Component data from apps and pages
>>>

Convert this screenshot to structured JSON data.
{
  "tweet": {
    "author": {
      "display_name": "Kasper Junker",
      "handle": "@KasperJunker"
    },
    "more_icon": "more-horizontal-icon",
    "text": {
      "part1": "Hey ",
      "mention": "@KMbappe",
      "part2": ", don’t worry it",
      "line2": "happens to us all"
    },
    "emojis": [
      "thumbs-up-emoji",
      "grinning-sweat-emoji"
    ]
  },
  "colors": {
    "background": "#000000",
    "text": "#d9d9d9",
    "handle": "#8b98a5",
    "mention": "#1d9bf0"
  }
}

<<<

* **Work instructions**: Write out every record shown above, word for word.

* **Solution to this task**:
Convert this screenshot to structured JSON data.
{
  "tweet": {
    "author": {
      "display_name": "Kasper Junker",
      "handle": "@KasperJunker"
    },
    "more_icon": "more-horizontal-icon",
    "text": {
      "part1": "Hey ",
      "mention": "@KMbappe",
      "part2": ", don’t worry it",
      "line2": "happens to us all"
    },
    "emojis": [
      "thumbs-up-emoji",
      "grinning-sweat-emoji"
    ]
  },
  "colors": {
    "background": "#000000",
    "text": "#d9d9d9",
    "handle": "#8b98a5",
    "mention": "#1d9bf0"
  }
}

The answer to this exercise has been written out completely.